In one of those cases, a child’s shoulder or elbow was severely injured. There were reports of injuries to both elbows in the years of the care, but none had occurred in any such cases. On a recent case-study, published in 2004, the authors noted many cases which were typical of the rare diseases and recommended treatments such as methylprednisolone and infliximastatin as the best medications to treat them. Specific attention should be given to determining the most appropriate techniques for treating rare medical malignancies such as head trauma from a rare case but has not yet been done. A Medical College Case Study Program MethiodipineWhat is the policy for handling data from case-crossover studies in case studies involving rare pediatric autoimmune diseases related to the musculoskeletal system? Data on pediatric autoimmune diseases are limited to one year in the USA and Canada. In such a large sample, the specific pathophysiology for cases-crossover studies (CE studies) is not clear. To better characterize these cases and compare them with children without primary rheumatoid arthritis (NRA) in theUSA, Canada, and Europe. For the purpose of this retrospective study, the findings are of European Society for Pediatric Research (ESSPR) sample and that of the OIE/UICF/European Association of Pediatric Outpatients, which can be useful for diagnosing rheumatoid arthritis. This retrospective study includes 1000 pediatric cases, diagnosed over 12 years, and combined with data on all diagnostic procedures and events, comprising data for 3500 patients without primary rheumatoid arthritis. The study demonstrated a high prevalence of typical features of patient with particular disorder, as demonstrated by different definitions. The EIES registry registered all reported clinical and demographic data. Forty-six patients with Mascura syndrome, the most frequent form of the disorder, were identified. Characteristics of specific family diseases, including the most common family enriches the data, were analyzed using the OIE/UICF/European Association of Pediatric Outpatients, the OIE/UICF/European Society of Rheumatology (ESSPR), and the ESSPR Registry. The findings were analyzed by using the EIES and OIE/UICF/European Association of Pediatric Outpatients, as reference (reference group), and ESSPR Registry.
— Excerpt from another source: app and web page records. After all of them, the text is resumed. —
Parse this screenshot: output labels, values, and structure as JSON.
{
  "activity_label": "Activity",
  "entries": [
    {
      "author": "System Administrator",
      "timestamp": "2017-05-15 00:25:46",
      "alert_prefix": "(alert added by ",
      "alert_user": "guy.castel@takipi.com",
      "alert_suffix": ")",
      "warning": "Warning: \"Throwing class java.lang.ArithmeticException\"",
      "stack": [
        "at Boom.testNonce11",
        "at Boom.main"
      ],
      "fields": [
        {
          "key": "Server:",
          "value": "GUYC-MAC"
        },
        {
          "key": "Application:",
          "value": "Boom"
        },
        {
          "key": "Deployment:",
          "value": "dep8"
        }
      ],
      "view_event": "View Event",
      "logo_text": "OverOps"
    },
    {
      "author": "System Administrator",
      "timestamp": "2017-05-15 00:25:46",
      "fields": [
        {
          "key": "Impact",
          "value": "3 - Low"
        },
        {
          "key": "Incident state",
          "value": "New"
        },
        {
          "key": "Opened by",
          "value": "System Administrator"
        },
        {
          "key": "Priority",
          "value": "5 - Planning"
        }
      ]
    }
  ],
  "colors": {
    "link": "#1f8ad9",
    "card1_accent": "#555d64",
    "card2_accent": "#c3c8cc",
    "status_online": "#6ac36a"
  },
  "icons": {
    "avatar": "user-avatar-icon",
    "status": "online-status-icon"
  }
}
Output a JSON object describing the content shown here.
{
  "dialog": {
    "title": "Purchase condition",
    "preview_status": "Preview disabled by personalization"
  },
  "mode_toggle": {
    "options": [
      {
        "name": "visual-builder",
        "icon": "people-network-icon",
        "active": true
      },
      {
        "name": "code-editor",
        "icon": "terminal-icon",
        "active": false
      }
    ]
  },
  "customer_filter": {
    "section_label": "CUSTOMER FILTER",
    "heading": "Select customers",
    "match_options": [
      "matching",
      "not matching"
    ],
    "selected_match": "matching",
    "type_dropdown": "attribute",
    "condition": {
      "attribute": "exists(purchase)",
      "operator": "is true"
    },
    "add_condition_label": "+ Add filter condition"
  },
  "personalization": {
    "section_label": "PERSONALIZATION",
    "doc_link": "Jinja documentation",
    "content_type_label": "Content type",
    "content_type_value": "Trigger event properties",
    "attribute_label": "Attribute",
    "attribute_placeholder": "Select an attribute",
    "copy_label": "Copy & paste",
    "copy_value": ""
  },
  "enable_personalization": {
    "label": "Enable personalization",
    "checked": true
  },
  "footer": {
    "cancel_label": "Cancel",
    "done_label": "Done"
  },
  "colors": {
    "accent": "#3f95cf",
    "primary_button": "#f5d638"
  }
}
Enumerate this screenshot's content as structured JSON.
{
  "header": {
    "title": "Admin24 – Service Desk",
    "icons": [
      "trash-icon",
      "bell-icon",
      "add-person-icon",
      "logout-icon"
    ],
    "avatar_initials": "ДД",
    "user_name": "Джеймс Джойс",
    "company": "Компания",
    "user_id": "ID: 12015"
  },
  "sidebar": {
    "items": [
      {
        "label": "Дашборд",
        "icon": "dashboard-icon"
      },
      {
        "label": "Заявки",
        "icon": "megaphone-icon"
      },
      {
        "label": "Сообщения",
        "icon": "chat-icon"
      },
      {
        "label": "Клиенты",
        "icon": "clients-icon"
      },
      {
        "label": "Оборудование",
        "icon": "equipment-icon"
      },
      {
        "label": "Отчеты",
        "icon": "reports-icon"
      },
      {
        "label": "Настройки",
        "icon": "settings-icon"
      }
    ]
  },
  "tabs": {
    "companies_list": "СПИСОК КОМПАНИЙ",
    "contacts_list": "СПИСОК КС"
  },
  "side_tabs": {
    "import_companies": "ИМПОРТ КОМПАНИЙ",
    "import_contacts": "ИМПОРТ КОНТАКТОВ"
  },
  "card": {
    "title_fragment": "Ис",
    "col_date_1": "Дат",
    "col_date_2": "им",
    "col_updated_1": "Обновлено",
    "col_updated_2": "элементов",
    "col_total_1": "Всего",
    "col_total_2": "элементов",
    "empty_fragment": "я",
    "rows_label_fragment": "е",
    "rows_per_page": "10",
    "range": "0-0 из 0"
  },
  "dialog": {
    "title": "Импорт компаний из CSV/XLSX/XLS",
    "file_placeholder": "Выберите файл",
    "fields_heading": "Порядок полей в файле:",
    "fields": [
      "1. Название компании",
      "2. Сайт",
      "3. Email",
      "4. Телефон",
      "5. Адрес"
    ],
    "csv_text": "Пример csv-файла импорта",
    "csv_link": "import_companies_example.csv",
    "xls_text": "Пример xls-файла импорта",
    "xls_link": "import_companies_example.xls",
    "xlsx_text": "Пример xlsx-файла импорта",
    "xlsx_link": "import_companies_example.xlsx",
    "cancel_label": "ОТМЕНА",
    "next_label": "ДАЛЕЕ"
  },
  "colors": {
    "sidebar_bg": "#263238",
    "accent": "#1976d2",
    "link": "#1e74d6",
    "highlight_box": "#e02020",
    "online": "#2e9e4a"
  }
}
Fifty-four cases were identified, of which the most common cause was rheumatoid arthritis. Only 13 had been diagnosed before 1991 as NRA (9 cases), 20 had been diagnosed before (10 cases) and the remaining 27 were diagnosed before 2001. The prevalence of Mascura syndrome was 33 per 1000 young individuals.